◆ **Aim of the task**
Where in the data does the word "Motion" appear? Find those lines and copy them.

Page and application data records
[Start of section]

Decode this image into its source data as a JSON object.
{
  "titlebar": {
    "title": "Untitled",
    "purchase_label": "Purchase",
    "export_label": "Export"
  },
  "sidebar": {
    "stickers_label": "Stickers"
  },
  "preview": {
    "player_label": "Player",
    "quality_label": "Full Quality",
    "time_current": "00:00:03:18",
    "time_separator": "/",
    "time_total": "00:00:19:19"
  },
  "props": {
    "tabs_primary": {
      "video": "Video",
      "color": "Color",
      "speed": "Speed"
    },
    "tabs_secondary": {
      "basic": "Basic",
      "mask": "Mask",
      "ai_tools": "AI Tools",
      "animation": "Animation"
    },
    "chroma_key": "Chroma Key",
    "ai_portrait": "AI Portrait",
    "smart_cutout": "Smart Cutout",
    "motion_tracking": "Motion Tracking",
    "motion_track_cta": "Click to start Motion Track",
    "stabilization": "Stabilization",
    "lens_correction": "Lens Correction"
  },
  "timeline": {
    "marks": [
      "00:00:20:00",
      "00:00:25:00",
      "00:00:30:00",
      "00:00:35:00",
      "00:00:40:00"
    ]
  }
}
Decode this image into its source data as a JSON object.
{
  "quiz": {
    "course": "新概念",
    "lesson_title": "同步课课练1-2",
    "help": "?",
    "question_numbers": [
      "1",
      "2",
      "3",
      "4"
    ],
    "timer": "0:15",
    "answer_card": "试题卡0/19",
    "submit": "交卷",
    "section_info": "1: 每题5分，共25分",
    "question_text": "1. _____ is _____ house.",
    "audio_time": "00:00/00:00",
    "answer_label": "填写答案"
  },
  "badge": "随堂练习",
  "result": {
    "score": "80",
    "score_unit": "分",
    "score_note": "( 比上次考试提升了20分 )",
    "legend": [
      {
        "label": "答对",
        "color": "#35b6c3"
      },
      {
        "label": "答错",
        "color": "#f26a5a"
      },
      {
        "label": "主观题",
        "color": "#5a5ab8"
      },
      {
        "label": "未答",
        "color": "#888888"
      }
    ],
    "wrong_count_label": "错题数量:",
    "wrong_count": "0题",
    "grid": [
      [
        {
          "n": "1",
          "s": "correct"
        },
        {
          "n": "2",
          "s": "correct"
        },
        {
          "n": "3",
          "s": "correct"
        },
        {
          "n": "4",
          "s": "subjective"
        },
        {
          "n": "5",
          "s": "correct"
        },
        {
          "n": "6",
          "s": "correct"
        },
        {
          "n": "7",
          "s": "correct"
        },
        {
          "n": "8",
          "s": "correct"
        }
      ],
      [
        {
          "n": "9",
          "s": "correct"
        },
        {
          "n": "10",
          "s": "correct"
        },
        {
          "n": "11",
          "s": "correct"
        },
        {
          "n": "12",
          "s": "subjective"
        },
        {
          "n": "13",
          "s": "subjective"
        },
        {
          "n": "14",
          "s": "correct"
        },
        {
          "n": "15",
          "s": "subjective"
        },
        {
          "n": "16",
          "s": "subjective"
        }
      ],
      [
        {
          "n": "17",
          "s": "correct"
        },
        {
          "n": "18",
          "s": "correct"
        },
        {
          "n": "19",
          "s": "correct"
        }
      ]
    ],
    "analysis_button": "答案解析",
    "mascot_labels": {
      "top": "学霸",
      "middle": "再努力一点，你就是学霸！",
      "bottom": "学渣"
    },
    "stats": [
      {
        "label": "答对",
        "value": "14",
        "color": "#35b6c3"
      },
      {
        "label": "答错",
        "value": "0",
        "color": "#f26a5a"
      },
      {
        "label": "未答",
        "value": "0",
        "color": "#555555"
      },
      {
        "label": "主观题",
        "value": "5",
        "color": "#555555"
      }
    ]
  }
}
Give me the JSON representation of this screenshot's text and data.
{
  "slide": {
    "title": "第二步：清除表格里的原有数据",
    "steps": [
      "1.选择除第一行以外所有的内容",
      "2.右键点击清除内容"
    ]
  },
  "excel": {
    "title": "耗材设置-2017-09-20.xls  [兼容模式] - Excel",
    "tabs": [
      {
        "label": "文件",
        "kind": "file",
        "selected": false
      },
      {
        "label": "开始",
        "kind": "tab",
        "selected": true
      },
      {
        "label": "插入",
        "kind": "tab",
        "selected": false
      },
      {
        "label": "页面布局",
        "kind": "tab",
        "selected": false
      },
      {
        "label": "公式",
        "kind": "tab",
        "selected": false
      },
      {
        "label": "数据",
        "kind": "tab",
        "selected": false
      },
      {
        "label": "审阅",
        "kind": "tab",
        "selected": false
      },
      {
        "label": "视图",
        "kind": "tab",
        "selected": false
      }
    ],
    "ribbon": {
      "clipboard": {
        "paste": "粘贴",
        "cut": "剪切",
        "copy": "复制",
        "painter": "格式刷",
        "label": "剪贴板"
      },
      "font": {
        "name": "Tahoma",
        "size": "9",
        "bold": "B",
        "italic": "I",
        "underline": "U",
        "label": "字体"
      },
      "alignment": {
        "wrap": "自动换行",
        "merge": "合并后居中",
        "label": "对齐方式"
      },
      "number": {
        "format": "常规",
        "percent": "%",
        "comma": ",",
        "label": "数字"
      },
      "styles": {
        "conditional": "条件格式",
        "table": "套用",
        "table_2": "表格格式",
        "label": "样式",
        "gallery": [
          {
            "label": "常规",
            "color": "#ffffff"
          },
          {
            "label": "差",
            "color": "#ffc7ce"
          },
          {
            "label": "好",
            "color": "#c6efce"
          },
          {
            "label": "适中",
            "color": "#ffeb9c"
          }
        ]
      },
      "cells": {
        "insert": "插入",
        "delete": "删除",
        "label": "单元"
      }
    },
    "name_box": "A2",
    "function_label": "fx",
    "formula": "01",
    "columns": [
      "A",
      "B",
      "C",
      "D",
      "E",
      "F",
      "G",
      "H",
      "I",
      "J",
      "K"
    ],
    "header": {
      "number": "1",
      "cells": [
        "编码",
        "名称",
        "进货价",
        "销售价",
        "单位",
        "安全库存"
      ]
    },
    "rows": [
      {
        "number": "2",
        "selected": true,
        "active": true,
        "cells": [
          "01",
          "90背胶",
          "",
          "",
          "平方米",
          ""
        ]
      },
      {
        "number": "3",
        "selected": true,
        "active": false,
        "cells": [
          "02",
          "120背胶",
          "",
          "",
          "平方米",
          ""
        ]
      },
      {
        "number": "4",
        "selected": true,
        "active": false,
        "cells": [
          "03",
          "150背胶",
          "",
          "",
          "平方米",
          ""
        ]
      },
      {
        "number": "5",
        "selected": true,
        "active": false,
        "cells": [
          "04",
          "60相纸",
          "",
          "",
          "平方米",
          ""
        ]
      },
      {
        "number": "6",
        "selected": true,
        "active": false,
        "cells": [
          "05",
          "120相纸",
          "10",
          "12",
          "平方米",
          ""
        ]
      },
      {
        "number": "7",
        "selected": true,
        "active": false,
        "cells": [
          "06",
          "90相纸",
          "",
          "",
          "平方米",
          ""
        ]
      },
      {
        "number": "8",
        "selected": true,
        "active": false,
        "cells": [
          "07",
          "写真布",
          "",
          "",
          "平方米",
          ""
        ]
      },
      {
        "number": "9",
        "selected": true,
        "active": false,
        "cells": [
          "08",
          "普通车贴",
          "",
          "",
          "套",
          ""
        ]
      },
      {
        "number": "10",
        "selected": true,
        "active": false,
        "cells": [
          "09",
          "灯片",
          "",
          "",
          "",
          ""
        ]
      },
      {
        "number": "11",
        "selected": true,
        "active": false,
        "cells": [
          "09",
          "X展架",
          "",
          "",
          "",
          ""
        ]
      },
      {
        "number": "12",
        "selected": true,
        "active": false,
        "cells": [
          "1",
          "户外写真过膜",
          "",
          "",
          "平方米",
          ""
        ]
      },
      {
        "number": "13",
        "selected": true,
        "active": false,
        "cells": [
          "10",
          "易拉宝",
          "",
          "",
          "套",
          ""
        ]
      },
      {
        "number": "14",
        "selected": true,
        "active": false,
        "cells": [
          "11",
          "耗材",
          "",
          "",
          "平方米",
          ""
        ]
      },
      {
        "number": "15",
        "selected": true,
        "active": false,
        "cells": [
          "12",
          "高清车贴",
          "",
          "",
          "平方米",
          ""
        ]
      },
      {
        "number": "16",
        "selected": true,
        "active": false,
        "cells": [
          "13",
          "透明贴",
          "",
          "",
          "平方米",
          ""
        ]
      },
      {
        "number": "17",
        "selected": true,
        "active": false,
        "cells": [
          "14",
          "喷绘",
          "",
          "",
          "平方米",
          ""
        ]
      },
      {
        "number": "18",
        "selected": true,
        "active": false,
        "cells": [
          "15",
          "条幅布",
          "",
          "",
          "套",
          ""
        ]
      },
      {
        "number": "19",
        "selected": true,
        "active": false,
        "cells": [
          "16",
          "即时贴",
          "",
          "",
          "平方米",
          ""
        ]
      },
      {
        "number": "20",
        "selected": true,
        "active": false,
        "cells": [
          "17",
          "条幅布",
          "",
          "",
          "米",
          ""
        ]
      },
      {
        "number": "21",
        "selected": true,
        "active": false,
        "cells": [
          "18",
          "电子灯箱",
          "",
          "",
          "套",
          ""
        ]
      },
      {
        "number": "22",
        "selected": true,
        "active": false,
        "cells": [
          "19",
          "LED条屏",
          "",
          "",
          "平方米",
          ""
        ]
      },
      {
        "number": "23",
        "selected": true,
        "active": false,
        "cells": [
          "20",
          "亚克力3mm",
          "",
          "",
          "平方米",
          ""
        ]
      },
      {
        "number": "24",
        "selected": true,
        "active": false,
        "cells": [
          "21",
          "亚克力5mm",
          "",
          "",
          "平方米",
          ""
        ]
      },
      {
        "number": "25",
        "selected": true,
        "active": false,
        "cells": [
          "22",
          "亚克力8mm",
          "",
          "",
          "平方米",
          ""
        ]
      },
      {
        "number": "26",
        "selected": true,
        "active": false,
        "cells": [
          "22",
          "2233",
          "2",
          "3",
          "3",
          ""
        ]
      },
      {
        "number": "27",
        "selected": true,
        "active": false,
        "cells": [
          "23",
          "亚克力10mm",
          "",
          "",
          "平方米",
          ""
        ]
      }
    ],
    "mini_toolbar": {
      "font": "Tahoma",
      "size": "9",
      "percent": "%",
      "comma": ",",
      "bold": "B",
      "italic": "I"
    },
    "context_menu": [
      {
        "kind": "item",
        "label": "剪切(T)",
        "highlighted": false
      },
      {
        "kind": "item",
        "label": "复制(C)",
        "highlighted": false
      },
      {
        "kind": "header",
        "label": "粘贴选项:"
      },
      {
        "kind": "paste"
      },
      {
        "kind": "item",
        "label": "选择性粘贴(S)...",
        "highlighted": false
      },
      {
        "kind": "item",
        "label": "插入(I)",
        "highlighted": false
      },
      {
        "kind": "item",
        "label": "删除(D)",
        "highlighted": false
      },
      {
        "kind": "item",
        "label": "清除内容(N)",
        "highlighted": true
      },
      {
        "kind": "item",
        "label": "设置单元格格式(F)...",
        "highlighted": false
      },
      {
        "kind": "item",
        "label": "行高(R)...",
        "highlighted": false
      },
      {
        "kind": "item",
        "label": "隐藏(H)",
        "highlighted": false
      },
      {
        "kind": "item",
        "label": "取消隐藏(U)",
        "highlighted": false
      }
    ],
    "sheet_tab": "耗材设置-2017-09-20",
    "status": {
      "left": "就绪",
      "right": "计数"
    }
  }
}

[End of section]

◆ **Expected output**
    "motion_tracking": "Motion Tracking",
    "motion_track_cta": "Click to start Motion Track",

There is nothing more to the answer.